### Records for this task ###
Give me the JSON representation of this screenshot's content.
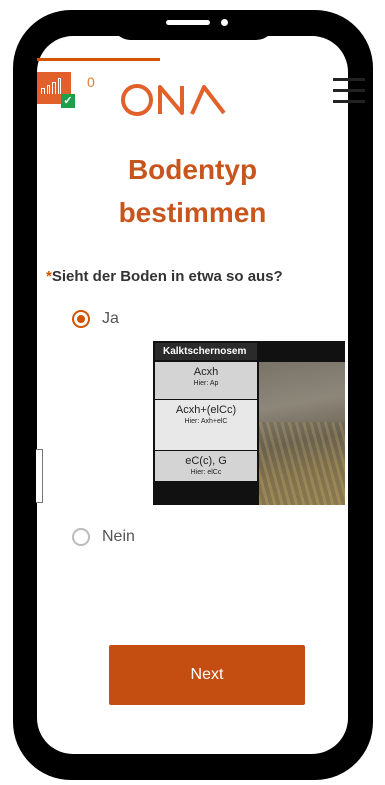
{
  "header": {
    "badge_count": "0",
    "logo_text": "ONA"
  },
  "page": {
    "title_line1": "Bodentyp",
    "title_line2": "bestimmen"
  },
  "question": {
    "required_mark": "*",
    "text": "Sieht der Boden in etwa so aus?",
    "options": [
      {
        "label": "Ja",
        "selected": true
      },
      {
        "label": "Nein",
        "selected": false
      }
    ]
  },
  "soil_image": {
    "heading": "Kalktschernosem",
    "layers": [
      {
        "name": "Acxh",
        "hier": "Hier: Ap"
      },
      {
        "name": "Acxh+(elCc)",
        "hier": "Hier: Axh+elC"
      },
      {
        "name": "eC(c), G",
        "hier": "Hier: elCc"
      }
    ]
  },
  "footer": {
    "next_label": "Next"
  },
  "colors": {
    "accent": "#d35400",
    "button": "#c44d12",
    "badge_ok": "#1da04a"
  }
}
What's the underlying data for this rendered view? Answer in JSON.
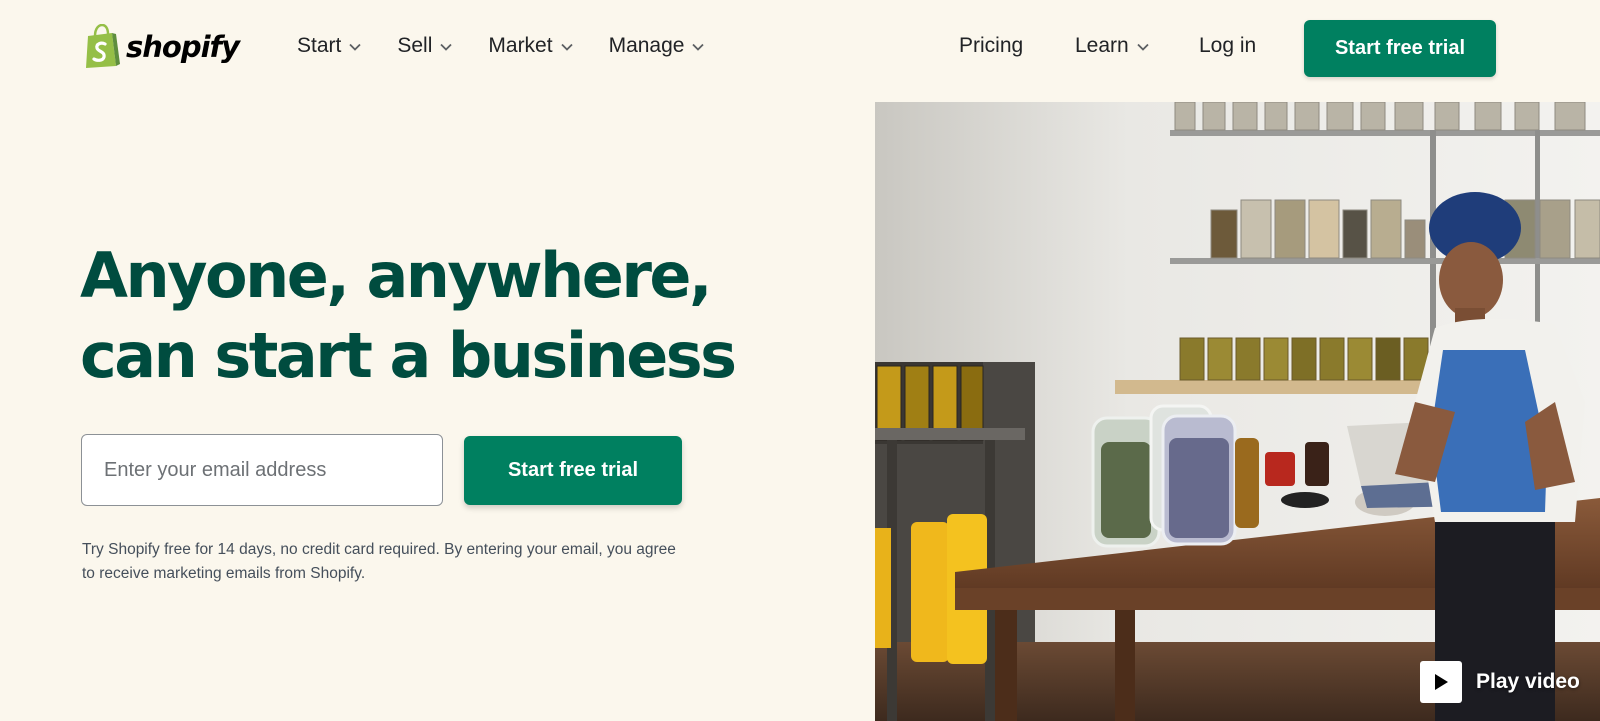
{
  "brand": {
    "name": "shopify",
    "bag_color": "#95bf47",
    "bag_dark": "#5e8e3e"
  },
  "nav": {
    "left_items": [
      {
        "label": "Start",
        "icon": "chevron-down-icon"
      },
      {
        "label": "Sell",
        "icon": "chevron-down-icon"
      },
      {
        "label": "Market",
        "icon": "chevron-down-icon"
      },
      {
        "label": "Manage",
        "icon": "chevron-down-icon"
      }
    ],
    "pricing": "Pricing",
    "learn": "Learn",
    "login": "Log in",
    "cta": "Start free trial"
  },
  "hero": {
    "headline_line1": "Anyone, anywhere,",
    "headline_line2": "can start a business",
    "email_placeholder": "Enter your email address",
    "cta": "Start free trial",
    "disclaimer": "Try Shopify free for 14 days, no credit card required. By entering your email, you agree to receive marketing emails from Shopify.",
    "play_video": "Play video"
  },
  "colors": {
    "background": "#fbf7ed",
    "primary": "#008060",
    "headline": "#004c3f"
  }
}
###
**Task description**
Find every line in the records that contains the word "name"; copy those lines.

**Result of this task**
        "name": "Acxh",
        "name": "Acxh+(elCc)",
        "name": "eC(c), G",
    "name": "shopify",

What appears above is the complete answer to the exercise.